'Abolish ICE' May Have Faded, But 'Defund the Police' is Here to Stay, Advocates Say

A day after Democratic leaders largely rejected calls to weigh in on growing efforts to defund the police that sprung up amid national protests of George Floyd's death by police in Minneapolis, activists said the idea predates the moment and will continue with or without the support of elected officials at the national level.

Both slogans are short, to the point and serve as powerful hashtags, Democrats and activists said, and pointed out that the defund the police movement has been compared to calls in 2018 to abolish ICE that emerged after the Trump administration's increased efforts to separate families at the border.

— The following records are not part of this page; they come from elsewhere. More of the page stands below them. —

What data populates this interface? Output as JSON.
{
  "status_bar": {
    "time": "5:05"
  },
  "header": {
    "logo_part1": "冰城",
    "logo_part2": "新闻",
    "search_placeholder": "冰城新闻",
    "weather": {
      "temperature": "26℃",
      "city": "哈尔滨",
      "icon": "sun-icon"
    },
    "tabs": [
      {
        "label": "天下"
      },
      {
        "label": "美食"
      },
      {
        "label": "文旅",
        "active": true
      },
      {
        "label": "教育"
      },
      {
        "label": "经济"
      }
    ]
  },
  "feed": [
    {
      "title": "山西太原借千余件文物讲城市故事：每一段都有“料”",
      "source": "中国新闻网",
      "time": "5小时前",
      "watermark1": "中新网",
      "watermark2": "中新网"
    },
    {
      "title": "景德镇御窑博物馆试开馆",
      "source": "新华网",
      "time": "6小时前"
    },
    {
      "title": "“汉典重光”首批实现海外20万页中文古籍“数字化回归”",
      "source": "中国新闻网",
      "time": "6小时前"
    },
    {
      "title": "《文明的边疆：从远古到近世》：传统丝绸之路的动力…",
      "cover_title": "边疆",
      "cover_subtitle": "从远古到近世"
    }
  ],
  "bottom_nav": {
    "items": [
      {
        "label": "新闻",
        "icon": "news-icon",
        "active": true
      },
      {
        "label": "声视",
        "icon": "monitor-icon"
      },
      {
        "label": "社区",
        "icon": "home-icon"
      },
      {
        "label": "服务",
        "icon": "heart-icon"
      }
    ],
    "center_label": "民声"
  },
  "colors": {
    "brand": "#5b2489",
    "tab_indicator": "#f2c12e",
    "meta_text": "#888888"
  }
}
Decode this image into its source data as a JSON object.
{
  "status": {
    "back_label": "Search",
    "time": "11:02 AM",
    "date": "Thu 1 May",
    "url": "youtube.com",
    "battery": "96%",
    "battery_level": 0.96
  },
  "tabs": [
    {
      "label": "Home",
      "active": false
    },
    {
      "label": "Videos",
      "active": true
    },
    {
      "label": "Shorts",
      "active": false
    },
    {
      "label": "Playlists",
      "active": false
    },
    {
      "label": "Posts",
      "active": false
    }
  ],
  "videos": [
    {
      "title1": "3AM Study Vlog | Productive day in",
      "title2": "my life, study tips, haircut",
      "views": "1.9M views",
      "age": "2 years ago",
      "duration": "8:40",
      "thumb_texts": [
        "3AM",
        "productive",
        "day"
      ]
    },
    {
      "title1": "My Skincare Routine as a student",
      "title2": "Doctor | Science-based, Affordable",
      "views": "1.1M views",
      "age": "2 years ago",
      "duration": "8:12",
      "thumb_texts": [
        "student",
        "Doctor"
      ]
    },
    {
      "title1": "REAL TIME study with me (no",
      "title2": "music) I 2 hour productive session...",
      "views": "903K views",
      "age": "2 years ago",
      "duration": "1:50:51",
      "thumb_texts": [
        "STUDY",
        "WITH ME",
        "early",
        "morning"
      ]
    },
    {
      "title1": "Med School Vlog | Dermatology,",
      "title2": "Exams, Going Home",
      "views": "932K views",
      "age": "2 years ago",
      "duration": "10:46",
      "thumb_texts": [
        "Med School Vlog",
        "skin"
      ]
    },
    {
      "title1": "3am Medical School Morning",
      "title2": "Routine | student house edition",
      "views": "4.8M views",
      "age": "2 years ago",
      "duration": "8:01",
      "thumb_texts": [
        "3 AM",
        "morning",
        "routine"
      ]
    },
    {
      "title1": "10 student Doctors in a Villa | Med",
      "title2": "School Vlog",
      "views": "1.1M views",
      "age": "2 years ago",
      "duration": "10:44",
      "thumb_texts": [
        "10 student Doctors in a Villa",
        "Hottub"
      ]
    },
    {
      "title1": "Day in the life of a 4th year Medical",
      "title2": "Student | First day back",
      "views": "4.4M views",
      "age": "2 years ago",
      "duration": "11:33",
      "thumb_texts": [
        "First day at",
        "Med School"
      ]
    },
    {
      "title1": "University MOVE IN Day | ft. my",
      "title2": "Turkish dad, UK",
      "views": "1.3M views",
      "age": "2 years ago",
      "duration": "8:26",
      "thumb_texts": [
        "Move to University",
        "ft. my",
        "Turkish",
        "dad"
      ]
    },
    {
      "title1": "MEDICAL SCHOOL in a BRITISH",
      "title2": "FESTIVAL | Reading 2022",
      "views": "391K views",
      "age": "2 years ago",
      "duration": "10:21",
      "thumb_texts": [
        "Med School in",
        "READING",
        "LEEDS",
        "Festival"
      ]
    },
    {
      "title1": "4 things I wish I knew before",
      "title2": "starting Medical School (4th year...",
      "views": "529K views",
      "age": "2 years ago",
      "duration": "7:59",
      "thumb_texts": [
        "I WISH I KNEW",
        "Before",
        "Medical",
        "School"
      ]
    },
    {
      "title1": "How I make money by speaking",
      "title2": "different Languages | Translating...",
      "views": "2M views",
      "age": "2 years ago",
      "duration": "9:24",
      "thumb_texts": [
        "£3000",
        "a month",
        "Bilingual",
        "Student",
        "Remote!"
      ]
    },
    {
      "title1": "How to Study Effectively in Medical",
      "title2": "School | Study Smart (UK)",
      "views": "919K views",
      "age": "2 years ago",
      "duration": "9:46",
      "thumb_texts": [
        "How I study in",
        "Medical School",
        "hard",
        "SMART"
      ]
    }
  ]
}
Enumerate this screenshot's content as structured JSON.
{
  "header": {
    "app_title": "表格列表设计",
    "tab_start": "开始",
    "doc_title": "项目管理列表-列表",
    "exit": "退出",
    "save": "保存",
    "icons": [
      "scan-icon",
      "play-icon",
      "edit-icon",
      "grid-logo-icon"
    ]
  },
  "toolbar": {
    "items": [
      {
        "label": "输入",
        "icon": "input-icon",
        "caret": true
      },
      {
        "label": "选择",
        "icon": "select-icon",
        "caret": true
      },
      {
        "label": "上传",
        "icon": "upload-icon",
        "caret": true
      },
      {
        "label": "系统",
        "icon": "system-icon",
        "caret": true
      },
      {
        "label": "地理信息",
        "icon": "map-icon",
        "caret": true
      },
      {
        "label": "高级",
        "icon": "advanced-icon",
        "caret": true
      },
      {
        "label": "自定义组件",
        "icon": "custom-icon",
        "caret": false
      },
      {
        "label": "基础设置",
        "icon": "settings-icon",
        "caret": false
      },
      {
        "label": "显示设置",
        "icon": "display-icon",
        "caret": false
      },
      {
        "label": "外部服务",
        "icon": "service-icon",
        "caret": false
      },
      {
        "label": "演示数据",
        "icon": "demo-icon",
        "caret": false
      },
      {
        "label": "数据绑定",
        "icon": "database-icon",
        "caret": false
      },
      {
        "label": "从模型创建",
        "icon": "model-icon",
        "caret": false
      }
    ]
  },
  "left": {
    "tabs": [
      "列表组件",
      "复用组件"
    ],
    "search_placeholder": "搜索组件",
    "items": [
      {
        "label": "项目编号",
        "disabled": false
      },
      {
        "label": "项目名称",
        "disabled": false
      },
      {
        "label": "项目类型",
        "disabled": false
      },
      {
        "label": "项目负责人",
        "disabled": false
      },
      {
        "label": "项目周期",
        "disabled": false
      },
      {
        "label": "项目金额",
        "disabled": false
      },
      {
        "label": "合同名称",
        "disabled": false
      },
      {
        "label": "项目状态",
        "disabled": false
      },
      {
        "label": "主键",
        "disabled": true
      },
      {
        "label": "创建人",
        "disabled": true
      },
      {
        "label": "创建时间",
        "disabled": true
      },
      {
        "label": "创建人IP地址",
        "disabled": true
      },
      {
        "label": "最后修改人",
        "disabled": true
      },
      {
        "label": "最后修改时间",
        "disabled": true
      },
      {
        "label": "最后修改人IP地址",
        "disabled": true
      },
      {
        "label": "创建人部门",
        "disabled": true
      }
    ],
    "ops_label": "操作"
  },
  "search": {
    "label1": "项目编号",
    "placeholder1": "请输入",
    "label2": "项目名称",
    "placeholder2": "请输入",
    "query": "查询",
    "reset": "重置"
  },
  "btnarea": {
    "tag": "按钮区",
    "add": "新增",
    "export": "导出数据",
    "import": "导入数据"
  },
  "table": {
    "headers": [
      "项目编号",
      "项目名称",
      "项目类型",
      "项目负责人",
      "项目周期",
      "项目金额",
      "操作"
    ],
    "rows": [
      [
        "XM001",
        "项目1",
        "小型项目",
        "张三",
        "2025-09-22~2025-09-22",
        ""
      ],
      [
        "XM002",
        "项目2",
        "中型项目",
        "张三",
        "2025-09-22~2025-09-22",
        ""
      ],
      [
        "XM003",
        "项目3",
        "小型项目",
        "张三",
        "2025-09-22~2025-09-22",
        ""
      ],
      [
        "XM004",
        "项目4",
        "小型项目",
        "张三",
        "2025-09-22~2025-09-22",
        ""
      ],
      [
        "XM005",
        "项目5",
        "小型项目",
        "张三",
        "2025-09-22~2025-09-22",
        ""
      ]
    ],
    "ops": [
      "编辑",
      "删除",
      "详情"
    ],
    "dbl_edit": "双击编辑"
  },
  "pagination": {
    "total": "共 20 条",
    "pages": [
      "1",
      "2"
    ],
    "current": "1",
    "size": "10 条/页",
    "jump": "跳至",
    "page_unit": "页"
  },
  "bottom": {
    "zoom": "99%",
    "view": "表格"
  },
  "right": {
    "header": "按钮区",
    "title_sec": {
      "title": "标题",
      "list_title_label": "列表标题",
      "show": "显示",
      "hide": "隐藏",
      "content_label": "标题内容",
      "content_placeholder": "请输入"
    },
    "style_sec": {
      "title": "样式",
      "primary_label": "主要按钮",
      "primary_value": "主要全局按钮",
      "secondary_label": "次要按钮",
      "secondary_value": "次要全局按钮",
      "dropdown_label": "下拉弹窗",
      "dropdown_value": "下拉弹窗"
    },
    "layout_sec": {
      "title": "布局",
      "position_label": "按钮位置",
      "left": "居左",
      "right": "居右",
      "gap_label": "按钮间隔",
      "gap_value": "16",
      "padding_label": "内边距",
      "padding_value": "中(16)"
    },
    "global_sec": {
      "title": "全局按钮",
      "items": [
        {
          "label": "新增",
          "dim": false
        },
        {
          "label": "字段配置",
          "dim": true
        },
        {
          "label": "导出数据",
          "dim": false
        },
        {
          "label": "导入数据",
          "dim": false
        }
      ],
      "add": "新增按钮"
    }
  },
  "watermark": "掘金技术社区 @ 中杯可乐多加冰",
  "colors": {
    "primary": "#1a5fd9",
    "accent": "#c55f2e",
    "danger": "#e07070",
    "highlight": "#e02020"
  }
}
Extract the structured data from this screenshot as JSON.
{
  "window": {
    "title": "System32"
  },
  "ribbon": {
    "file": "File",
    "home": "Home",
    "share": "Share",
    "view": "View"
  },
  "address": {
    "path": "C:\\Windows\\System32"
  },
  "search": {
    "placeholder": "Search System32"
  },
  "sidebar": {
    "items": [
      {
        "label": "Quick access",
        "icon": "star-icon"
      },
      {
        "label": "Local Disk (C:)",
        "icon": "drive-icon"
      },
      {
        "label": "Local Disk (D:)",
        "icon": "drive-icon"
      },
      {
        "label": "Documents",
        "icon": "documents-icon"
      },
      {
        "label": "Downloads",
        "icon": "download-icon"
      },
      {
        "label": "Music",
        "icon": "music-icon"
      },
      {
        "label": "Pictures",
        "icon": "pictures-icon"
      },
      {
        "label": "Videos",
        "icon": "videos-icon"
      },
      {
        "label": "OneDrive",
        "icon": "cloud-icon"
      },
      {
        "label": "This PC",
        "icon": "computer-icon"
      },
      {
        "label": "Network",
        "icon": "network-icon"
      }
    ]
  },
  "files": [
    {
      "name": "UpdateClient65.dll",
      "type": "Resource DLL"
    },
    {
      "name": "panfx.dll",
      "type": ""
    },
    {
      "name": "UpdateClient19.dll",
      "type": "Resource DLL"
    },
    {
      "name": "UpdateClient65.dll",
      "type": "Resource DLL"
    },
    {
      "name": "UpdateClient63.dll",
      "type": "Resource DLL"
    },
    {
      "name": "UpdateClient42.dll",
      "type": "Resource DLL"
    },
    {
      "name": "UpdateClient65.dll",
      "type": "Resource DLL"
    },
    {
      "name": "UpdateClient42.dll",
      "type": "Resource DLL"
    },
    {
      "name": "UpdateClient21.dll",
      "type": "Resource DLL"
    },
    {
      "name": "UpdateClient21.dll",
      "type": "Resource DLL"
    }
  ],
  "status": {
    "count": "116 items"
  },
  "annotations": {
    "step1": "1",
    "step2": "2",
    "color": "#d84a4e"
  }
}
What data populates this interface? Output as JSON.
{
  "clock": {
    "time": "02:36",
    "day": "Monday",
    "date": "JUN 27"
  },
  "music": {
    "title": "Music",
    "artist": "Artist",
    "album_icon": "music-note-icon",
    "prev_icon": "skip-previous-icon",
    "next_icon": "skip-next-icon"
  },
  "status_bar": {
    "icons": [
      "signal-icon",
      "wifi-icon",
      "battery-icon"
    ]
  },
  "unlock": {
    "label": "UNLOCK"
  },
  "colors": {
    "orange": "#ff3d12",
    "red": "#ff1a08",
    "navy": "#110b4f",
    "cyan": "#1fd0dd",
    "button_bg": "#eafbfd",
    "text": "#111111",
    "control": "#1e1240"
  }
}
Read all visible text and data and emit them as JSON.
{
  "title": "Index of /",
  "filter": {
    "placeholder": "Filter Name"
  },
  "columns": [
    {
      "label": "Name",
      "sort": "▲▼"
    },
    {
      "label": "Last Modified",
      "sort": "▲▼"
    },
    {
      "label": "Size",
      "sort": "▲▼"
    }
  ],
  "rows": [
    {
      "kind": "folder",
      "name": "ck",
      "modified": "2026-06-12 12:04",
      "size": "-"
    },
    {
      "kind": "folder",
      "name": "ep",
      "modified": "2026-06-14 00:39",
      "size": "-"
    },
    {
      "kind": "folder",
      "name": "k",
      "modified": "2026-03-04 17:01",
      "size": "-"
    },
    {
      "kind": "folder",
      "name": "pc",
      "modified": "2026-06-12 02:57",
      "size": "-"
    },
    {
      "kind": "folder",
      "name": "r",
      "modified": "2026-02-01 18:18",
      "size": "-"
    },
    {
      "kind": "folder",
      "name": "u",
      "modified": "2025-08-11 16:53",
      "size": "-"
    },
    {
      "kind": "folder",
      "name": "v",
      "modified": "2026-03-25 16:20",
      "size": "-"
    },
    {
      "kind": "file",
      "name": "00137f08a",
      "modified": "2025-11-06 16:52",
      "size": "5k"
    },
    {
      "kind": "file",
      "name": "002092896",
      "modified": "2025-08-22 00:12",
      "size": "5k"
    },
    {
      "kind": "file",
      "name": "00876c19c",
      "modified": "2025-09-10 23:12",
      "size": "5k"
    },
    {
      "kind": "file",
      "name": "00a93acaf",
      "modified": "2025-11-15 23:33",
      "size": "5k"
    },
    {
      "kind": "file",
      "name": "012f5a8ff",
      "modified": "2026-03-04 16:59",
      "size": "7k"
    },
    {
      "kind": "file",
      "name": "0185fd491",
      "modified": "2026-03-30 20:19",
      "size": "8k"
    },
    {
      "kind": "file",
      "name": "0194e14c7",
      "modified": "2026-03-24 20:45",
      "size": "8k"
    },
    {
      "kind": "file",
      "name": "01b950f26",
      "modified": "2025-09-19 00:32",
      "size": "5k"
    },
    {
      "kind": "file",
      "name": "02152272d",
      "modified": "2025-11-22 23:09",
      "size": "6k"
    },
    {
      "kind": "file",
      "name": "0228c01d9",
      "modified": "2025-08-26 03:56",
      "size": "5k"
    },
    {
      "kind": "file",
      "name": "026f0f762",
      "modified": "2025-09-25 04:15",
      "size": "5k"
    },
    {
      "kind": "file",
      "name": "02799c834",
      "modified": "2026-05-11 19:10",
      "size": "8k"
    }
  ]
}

But this movement, they argued, has the staying power the abolish ICE effort could not sustain. First, it isn't new, they said, because efforts to reduce police budgets to fund local programs and community policing has been longstanding, grassroots work.

It also has been fueled by the coronavirus pandemic as activists and Americans grew increasingly frustrated with the way resources were allocated to people of color hardest hit by the virus. As those people then sat at home, they watched on their phones and TV screens as an unarmed black man died after an officer kneeled on his neck for nearly nine minutes. Those people, advocates said, had enough.

"The crisis we're in is interrelated with the pandemic and we're calling to defund the police to take those resources and put them into what we need to survive," Aislinn Pulley, of Black Lives Matter Chicago, told Newsweek. "This is not a subjective fantasy, this is what we know: communities need education, jobs, health care, these are the things that address the social ills that arise from inequities."

Angela Rye, the former executive director of the Congressional Black Caucus, pointed out that during the highly broadcast protests, people can plainly see police on TV "gearing up for World War 3," while their opponents are armed with "cardboard signs and bullhorns." With those visuals in mind, the veil has been lifted on what ails society, she said.

"Twenty-twenty is this year where people can see clearly now and talking points and deception have no power," she told Newsweek. "'Where do you spend your money?' and 'How do you engage black people?' used to be asked by movement leaders—but now it's being asked by the people."

"Defund the police" is a concept that is largely defined in two ways: abolishing departments or diverting law enforcement budgets to community programs. In Minneapolis, for example, the city council voted to dismantle the police department in response to public pressure. However, activists said the measure will take two years to get on the ballot and isn't guaranteed.

Michelle Gross, president of Communities United Against Police Brutality said there are things that should happen now that involve reducing funding to police and reimagining the work officers do, like taking away the responsibility to respond to mental health and overdose calls, welfare checks, and homeless encampments.

"Defunding police is a buzzword, but not a new concept," Gross told Newsweek. "Democrats are afraid of the sexy name, but it shouldn't be scary for any politician to say we need the right responders at the right place, at the right time."

Veteran Democratic strategist Andres Ramirez in Las Vegas said Democrats' consternation has been around the different definitions of defunding the police, but the most palatable one is something the party can get behind, and has already been ongoing in communities across America, including his own.

In 2012 and 2013, the Department of Justice's Community Oriented Policing Services (COPS) office worked with the Las Vegas police department after complaints over deadly force practice, which led to 72 reforms suggested by COPS. The retraining, use of force reforms, and community policing efforts undertaken after the review, are all the types of things that can happen as law enforcement budgets and priorities are reworked and reestablished, Ramirez said.

Ramirez told Newsweek that the COPS review led to improved interactions between the community and police.

Belen Sisa, a longtime immigration activist and former press secretary for Bernie Sanders, said moves like the one in Minneapolis to disband their police departments only serve as another log on the ongoing defund the police fire.

"When people see those wins, that is what longlasting power is," she told Newsweek. "When you can visually see what you're fighting for as it's actually happening, it reminds you that this movement is not a sprint, it's a marathon."

defund police
Demonstrators calling to defund the Minneapolis Police Department march on University Avenue on June 6, 2020, in Minneapolis, Minnesota. The march, organized by the Black Visions Collective, commemorated the life of George Floyd who was killed by members of the MPD on May 25. Stephen Maturen/Getty Images/Getty